BMW i3, Volkswagen e-Golf, Nissan LEAF and Renault ZOE at fast charging station
Autocar released an interesting overview of the pros and cons behind purchasing a used battery electric car - from a UK perspective of course.
Regionally in the country, there is not that many all-electric offerings on the second-hand market, but slowly more and more are now appearing, and with some attractive pricing.
Here are few examples quoted by the outfit:
- Renault Fluence Z.E. £3000
- Renault Twizy £3000
- Renault ZOE £5000
- Nissan LEAF £6000
- BMW i3 £14,000
- Tesla Model S 85 £46,000
(A full model-by-model further breakdown on these examples can be found in the original article at Autocar here)
Big pros are noted as a low barrier to entry on the pricing, lower energy costs to operate, no congestion charges, and limited other taxes.
However there are some hazards related directly to BEVs, like the uncertainty of existing battery conditions, and replacement costs of those batteries (that is, if one would be needed in the future of course).
A lot of cars sold by Renault, and sometimes by other manufacturers, are also separated from the batteries, which are leased. It's not obvious whether it pays to lease a battery for older car.
"Buying a car that includes the battery obviously means no monthly rental fees but also no means of easily replacing it. That said, EV battery life appears to be pretty robust, with the earliest Japanese-market Leafs giving up their batteries for a second life to provide electricity storage for the grid, although most UK-sold EVs are too young to have reached that point. When the battery pack does deteriorate to the point that the range is affected, the owner must weigh up whether it’s worth spending a sum greater than the car is worth to replace the battery, or scrapping a car that will otherwise have loads of life left in it, given that electric motors and gearboxes are good for hundreds of thousands of miles.
Check out the Renault Fluence forums, for example, and you’ll find a few owners contemplating the possibility of scrapping their cars rather than renewing the battery pack, because they can’t bring themselves to commit either to an expensive three-year lease or to pay for an entirely new battery for a car that could be worth as little as £2500 despite it having covered far less than 100,000 miles."

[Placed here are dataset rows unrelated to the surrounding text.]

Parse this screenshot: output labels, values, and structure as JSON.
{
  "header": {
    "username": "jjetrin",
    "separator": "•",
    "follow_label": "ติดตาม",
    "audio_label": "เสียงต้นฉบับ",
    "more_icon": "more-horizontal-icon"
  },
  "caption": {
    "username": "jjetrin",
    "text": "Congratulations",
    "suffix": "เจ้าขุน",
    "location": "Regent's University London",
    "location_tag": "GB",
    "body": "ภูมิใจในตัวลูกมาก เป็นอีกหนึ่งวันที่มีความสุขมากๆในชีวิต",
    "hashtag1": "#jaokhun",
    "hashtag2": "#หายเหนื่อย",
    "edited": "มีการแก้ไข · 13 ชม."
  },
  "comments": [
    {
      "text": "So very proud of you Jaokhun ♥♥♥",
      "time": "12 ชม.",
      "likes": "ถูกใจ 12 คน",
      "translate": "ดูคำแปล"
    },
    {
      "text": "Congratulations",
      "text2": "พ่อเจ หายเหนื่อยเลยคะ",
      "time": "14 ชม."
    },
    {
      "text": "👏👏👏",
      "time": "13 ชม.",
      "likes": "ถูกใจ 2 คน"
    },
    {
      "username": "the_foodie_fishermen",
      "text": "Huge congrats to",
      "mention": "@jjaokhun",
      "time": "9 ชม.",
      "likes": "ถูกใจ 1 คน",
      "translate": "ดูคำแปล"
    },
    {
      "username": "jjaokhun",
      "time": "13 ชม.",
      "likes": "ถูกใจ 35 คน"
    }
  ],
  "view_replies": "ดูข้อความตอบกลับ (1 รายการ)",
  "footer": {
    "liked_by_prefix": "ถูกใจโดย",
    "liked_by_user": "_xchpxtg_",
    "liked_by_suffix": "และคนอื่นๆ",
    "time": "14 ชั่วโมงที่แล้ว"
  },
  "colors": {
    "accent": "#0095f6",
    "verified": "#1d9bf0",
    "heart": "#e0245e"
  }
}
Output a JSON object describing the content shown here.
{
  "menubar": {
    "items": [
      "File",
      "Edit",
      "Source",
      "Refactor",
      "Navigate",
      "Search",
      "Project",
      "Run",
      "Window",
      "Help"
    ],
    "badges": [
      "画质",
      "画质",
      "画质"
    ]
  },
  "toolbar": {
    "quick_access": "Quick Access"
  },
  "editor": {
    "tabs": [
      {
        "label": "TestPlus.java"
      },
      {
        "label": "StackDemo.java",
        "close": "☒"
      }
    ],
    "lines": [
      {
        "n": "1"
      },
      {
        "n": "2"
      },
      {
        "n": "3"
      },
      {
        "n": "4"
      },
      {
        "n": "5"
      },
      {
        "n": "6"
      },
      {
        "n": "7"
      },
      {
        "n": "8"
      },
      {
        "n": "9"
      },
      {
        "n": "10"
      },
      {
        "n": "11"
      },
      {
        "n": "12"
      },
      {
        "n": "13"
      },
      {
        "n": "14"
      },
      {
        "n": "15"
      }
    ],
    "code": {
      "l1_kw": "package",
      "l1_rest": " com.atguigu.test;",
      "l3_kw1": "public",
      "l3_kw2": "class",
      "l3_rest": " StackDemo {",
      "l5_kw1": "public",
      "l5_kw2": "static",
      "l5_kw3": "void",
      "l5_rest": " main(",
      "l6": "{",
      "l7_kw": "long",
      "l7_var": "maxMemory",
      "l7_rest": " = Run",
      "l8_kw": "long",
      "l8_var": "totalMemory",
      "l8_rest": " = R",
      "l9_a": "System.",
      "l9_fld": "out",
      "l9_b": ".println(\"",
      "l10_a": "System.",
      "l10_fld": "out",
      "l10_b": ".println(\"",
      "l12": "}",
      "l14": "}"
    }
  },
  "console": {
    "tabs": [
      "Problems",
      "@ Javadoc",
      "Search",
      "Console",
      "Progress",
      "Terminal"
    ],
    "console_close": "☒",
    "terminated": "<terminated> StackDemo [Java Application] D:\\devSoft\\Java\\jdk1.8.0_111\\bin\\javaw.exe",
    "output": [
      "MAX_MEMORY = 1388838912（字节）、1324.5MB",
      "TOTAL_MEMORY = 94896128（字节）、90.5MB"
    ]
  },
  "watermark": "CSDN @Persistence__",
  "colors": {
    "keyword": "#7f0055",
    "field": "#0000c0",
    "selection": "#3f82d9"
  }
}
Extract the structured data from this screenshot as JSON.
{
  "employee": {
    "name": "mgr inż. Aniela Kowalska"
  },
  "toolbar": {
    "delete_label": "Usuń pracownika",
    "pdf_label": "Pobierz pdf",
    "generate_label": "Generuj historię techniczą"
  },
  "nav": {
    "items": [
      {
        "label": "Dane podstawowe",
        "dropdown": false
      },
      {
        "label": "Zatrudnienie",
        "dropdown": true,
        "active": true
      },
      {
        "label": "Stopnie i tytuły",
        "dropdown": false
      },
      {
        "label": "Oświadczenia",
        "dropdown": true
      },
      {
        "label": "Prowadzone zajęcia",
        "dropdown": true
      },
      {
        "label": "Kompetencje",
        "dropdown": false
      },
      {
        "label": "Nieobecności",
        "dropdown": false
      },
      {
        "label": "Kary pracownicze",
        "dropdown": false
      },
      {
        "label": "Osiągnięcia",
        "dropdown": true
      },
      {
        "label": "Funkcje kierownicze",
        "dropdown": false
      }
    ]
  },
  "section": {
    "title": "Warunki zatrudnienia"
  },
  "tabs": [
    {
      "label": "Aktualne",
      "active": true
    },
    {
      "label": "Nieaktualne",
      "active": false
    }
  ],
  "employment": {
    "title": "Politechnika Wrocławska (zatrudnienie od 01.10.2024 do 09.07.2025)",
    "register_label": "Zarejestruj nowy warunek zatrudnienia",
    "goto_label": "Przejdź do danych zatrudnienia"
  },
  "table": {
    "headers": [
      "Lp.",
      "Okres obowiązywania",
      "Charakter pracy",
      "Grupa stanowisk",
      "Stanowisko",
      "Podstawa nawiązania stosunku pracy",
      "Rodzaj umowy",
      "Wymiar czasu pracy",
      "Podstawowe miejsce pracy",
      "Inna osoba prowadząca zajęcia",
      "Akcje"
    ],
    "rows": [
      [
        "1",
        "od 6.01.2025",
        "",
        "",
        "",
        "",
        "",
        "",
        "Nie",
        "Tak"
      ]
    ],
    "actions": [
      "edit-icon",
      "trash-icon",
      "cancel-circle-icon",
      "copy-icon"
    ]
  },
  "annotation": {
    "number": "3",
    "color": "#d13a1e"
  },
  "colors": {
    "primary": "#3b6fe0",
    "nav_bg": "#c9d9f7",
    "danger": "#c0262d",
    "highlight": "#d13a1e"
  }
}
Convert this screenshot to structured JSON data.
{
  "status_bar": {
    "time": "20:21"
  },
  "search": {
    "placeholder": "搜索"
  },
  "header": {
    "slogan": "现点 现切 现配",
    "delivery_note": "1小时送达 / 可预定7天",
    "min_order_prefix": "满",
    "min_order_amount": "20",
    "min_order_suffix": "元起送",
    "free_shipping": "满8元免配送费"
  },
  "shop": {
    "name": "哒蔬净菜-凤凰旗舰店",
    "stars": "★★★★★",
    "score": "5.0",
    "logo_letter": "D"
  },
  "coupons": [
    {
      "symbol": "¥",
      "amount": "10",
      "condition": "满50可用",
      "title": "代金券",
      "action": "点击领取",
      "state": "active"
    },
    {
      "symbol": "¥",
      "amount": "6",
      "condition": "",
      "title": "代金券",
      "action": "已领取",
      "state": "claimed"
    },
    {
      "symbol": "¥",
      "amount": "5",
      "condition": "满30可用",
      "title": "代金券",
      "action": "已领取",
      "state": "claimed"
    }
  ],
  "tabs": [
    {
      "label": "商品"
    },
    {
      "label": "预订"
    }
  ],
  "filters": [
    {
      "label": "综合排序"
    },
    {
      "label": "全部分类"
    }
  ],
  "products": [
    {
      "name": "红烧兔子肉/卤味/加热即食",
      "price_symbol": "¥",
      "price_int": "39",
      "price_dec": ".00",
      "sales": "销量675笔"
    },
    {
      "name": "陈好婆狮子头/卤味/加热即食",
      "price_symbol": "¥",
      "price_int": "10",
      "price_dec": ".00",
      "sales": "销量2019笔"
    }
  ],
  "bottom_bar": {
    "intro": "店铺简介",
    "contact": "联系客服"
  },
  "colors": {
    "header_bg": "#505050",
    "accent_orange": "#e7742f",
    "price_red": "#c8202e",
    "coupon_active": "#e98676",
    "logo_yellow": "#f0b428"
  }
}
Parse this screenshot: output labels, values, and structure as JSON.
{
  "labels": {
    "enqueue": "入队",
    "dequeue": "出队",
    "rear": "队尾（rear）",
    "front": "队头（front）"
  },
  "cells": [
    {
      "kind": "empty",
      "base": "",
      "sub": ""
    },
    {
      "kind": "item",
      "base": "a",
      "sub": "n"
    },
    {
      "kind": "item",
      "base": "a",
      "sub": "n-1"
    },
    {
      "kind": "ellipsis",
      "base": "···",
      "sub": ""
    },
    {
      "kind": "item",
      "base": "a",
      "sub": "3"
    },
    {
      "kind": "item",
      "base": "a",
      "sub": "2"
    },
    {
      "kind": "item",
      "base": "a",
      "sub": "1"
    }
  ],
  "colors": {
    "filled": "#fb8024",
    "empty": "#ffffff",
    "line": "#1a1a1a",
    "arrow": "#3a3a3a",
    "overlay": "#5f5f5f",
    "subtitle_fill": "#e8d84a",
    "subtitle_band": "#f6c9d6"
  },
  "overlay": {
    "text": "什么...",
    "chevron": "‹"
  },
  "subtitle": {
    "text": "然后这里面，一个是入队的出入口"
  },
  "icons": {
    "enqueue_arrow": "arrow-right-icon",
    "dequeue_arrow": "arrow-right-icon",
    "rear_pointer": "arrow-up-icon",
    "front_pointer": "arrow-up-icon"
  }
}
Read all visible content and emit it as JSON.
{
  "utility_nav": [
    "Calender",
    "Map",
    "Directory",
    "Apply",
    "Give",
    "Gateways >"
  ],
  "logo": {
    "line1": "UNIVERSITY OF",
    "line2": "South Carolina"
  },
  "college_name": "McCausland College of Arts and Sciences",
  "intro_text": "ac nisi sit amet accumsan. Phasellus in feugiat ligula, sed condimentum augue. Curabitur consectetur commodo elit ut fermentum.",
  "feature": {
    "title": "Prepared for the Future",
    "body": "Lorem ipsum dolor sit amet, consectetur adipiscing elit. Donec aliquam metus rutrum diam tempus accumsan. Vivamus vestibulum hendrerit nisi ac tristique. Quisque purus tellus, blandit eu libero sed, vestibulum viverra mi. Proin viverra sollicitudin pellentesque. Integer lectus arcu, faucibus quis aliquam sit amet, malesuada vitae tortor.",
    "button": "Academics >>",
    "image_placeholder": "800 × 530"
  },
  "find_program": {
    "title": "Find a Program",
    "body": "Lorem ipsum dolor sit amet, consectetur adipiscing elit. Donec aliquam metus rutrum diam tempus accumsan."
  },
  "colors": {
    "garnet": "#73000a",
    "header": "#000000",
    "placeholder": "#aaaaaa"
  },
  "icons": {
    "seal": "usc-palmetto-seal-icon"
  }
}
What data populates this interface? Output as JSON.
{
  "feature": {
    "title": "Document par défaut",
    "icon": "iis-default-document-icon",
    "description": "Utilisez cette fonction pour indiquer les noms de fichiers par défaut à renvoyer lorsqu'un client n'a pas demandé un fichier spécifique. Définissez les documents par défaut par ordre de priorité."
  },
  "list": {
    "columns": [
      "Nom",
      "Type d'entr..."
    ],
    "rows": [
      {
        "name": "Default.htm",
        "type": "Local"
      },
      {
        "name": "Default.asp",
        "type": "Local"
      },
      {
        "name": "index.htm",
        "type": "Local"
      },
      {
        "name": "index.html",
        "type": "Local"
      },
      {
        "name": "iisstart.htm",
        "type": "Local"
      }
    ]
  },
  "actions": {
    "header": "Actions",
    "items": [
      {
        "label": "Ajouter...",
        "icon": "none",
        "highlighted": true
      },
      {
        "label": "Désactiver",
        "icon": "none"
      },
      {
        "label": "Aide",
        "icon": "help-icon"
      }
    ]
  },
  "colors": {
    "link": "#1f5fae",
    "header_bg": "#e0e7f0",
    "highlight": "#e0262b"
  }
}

However there are also smaller things worth remembering for first time BEV buyers, like the need to purchase a home charging station for faster charging (if there will be none attached with the car).